“Spoking” in the World Language Classroom with Infographics

In today’s image-rich world, infographics have become an essential way to convey information and statistics without an overwhelming overdose of text. This feature makes infographics an ideal instructional tool for teachers in the world language classroom. I often use infographics in the classroom to elicit responses and reactions from students in the target language.


To begin, I look at our current unit of study, and simply search for infographics online that highlight those grammatical concepts and vocabulary. Most of the time, I type “infographics in Spanish” or enter the specific topic in the search bar. Tons of options appear! Another good site to find infographics is on Pinterest. I always try to find one that is clear, colorful, and has a balance of text and images. It is also helpful if the infographic contains cognates. If possible, I make color copies to distribute to the students. I oftentimes choose to laminate a classroom set for future use.
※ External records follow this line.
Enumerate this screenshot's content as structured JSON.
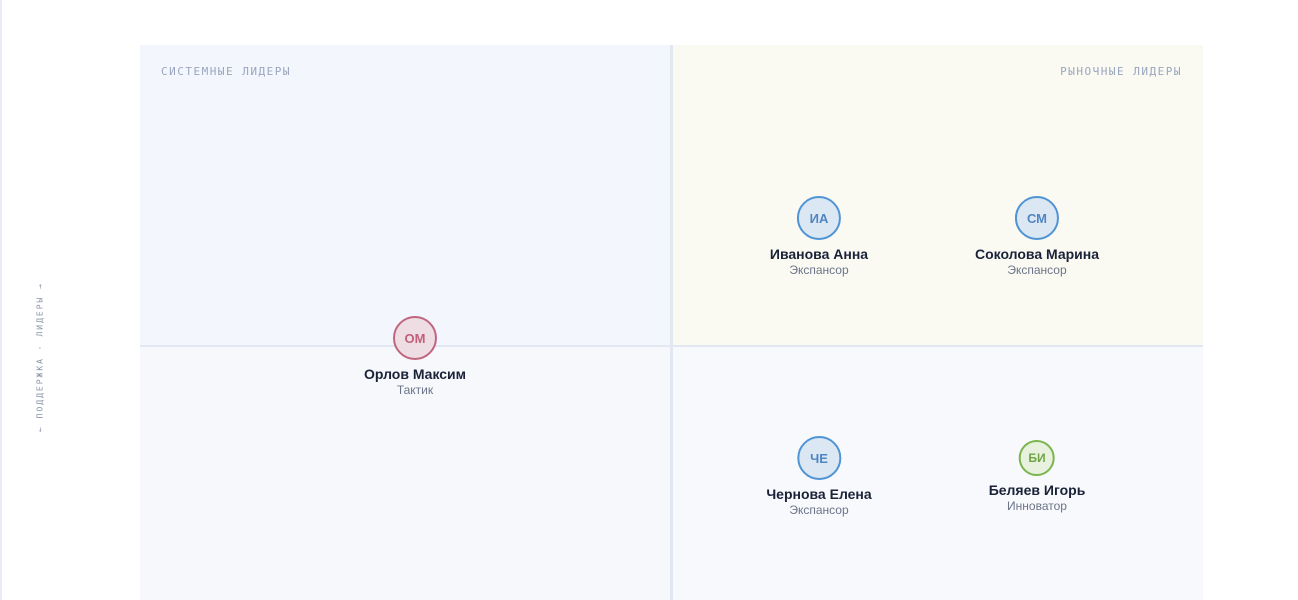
{
  "axis": {
    "y_label": "← ПОДДЕРЖКА · ЛИДЕРЫ →"
  },
  "quadrants": {
    "top_left_label": "СИСТЕМНЫЕ ЛИДЕРЫ",
    "top_right_label": "РЫНОЧНЫЕ ЛИДЕРЫ"
  },
  "people": [
    {
      "initials": "ИА",
      "name": "Иванова Анна",
      "role": "Экспансор",
      "color": "#4f94d4"
    },
    {
      "initials": "СМ",
      "name": "Соколова Марина",
      "role": "Экспансор",
      "color": "#4f94d4"
    },
    {
      "initials": "ОМ",
      "name": "Орлов Максим",
      "role": "Тактик",
      "color": "#c0667f"
    },
    {
      "initials": "ЧЕ",
      "name": "Чернова Елена",
      "role": "Экспансор",
      "color": "#4f94d4"
    },
    {
      "initials": "БИ",
      "name": "Беляев Игорь",
      "role": "Инноватор",
      "color": "#7bb54e"
    }
  ]
}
Project the infographic on a large screen in the classroom. Below is one that I found online for the sports unit that I teach. I have chosen this to model the activity because of the high number of cognates and minimal text. When I first started using infographics, I would I generate and ask the students questions. However, it seemed too rapid-fire to me and that I was doing all of the work! So, then I started modeling a few, and then I had the students take over. Working in pairs, students ask each other questions about the information provided on the infographic. Of course, the focus is on question words so sometimes I review those first, and these past few years I have actually had them posted throughout the room. As students ask each other questions, I circulate around the room to spot check, model or rephrase. At first glance, you may think that the infographic above is fairly limited, but sometimes less is more! I also try to keep it simple with novice learners. More advanced learners can handle more text. Here is a list of possible questions/topics that could be generated from the above infographic:
    • Ordinal numbers: Which sport is first? Second? Third? Etc.
    • Verbs: particular to sports-- run, jump, stretch, catch, train...etc. in a variety of tenses. Equipment: What do you need to play _________?
    • Opinion: What do you like to play? Which sport is easy/hard etc. Does it surprise you that swimming is first? ** This is especially good for the subjunctive!**
    • Advantages/disadvantages of certain sports
    • Where you play certain sports
    • Superlative: Which sport is the most popular? The least popular? The most interesting to you? The most difficult to play in your opinion?
    • Comparative: Which sport is more popular: _________ or ________?
    • Cultural topics: Which sports teams in Spanish speaking countries do you know about? Which sports are popular where you live?
    • Numbers
  • Percentages
On occasion, students may find generating all of these questions difficult. If so, as a class, you can read through the stats together, gleaning over the basic information. You can ask some questions about the infographic to get them going. Then... students start spoking! I named this activity as such because the graphic below reminds me of a bicycle wheel with spokes. Before beginning, I encourage students to focus on the question words, and then let them start formulating questions. You can have them work in pairs or individually. On average, I give them about 5-10 minutes to generate the questions. As they write, I walk around the room and offer feedback and guidance. Of course, questions are generated in the target language. Encourage students to take a chance… making mistakes is OK! After the time allotment, I pair up students and they ask each other their sets of questions. Again, it is important to provide informal feedback in this formative speaking activity. Get a feel for when most students have finished, and then have volunteers ask you their questions.

What have I discovered along the way from this activity?

    • You can keep it simple, with only a few learning targets. Share with students what they need to focus on: Just ordinal numbers? What clothing and equipment is needed for each sport? Other specific vocabulary? Use of the subjunctive to express surprise and/or opinion? Another tense? This will help students feel less overwhelmed.
    • For more advanced students, I find that they don’t necessarily need to write questions down. They can formulate questions quickly and share immediately with a partner.
    • Older students have shared with me that they have used this graphic organizing technique for an AP reading passage or speaking prompt.
    • Finding an appropriate infographic may take some time. However, that is where the majority of the work is. After that, it is all student!
  • Keep in mind what your learning objectives are: is it accuracy or proficiency?


For a formal speaking assessment, I have posted the same infographic on Extempore later on down the line. Students are asked to answer a series of questions about the information presented on the infographic. You have already practiced this in class and therefore have set the student up for success! This post is courtesy of Andrea Nazelli who is the Spanish department chair and teacher at Detroit Country Day School. Want more activity ideas? See one of her previous posts: A No Prep Activity for the World Language Classroom.